What you are asked to do. Read through the entries below and return each line with the word "label".
┄┄┄┄┄┄┄┄┄┄┄┄┄┄┄┄┄┄┄┄
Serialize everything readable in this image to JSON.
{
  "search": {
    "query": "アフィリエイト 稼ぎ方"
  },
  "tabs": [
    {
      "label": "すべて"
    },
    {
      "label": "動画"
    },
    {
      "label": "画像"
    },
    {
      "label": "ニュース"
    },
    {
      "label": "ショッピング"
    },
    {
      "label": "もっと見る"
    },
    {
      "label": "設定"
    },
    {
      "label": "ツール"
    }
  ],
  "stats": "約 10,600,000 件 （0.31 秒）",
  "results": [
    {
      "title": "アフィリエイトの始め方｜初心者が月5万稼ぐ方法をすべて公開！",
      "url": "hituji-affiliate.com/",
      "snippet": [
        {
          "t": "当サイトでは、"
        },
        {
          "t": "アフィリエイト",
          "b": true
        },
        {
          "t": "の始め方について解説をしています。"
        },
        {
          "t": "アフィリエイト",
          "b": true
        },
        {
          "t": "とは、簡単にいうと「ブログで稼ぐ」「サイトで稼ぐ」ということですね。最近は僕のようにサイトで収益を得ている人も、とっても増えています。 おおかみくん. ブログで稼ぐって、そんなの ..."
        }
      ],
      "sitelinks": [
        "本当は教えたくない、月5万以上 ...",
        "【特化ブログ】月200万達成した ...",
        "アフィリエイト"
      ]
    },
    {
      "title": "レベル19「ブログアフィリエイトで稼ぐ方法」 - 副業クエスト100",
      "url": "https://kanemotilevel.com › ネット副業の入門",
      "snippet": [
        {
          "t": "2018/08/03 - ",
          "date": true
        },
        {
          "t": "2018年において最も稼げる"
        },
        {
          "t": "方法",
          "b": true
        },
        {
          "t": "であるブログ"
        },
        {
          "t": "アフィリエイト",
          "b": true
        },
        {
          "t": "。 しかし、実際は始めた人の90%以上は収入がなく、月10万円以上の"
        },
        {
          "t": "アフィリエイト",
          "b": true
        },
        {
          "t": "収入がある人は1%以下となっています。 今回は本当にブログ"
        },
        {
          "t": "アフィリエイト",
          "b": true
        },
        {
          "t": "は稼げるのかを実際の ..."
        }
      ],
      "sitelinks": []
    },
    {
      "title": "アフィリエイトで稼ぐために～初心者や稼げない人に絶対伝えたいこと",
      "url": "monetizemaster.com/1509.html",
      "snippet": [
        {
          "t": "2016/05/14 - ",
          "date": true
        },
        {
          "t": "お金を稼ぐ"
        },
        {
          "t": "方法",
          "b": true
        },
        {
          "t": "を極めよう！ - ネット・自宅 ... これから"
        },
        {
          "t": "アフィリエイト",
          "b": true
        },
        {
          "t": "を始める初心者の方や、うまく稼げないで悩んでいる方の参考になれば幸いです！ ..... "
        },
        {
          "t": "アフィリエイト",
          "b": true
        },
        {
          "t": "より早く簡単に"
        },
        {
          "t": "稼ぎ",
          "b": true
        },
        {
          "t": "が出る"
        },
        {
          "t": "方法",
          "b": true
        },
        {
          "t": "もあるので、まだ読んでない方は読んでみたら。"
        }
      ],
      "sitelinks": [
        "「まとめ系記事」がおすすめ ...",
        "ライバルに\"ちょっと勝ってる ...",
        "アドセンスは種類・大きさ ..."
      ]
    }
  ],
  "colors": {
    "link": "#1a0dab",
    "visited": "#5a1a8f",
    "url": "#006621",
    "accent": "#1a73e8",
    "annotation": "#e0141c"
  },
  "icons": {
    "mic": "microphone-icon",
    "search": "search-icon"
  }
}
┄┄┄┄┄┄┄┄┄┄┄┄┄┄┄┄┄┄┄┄
Answer for this exercise.
      "label": "すべて"
      "label": "動画"
      "label": "画像"
      "label": "ニュース"
      "label": "ショッピング"
      "label": "もっと見る"
      "label": "設定"
      "label": "ツール"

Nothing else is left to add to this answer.